In 1986, when I was in college in Seattle, they had some snow. Snow in Seattle is rather unusual, since the temperature rarely goes below 50F even in the dead of winter. The snow quickly melted when it hit the ground, and there were all sorts of accidents. A school bus overturned. An accident on Floating Bridge clogged traffic on I-90 for hours and hours. Cars were skidding up and down the streets of Queen Anne.
What a disaster, right? So I put on a windbreaker. After all, it was kind of wet, and there was a light breeze, and the temperature was about 50F.
But it was also winter break, and I was due to fly out of Sea-Tac for Great Falls, Montana.

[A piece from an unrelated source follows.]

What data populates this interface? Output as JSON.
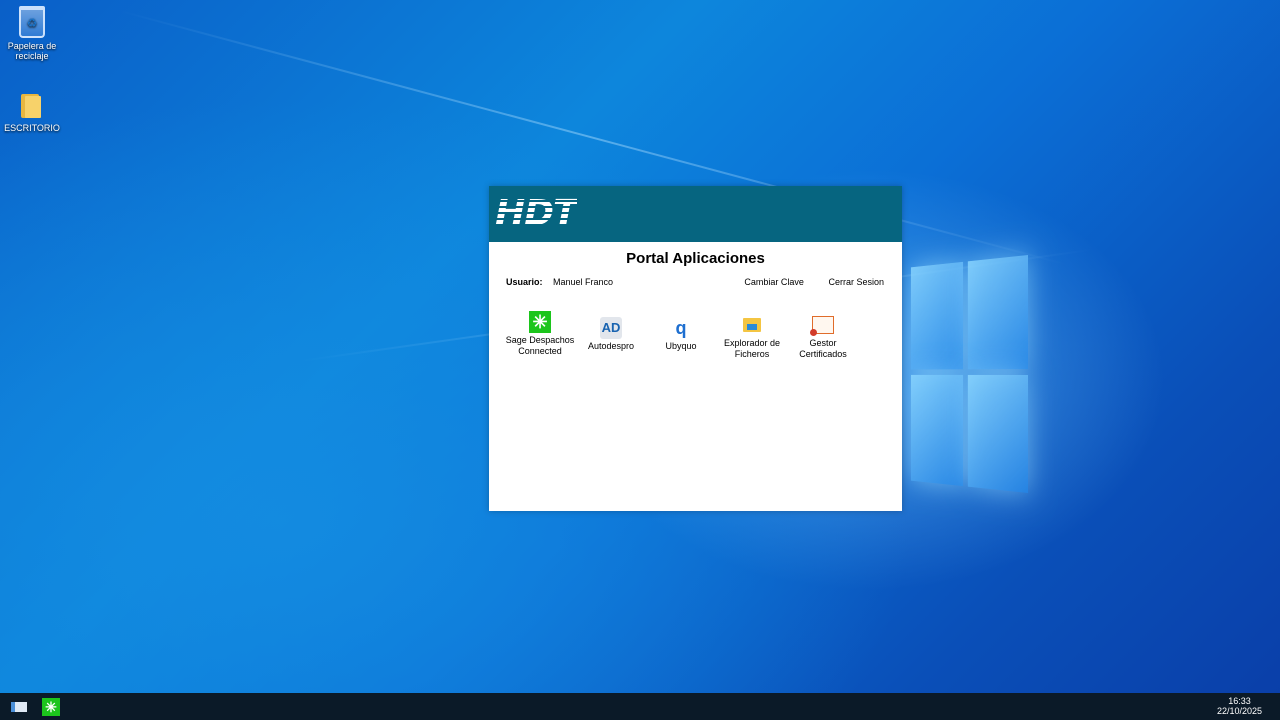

When I arrived in Great Falls, the daytime temperature was a balmy -20F. That's right: TWENTY degrees below zero. With a nice, stiff breeze that brought the wind chill down to about -40F below. That's right, FORTY BELOW.
At night, the temperature plummeted to a whopping -40F. My friend Deon was working at the Twilight Theater on the far side of town. They told him to go change the sign outside. In a 15 mph wind, he had to stand on a ladder and make movie names.
It was so cold that your eyes watered, because the outer layer of your eyeball was literally freezing. The water ran down your cheek -- and froze. If your nose ran and you sniffed, your nostrils would freeze together. At night, there would be ice crystals in the air and you could see them dancing under the streetlights like some sort of supernatural entity.
It was so cold, that exposed skin could get frostbite in just a few minutes. Every part of you had to be covered, and people walked around with scarves around their faces and ski-masks on.
It stayed this way for about two weeks. With about a foot of snow on the ground.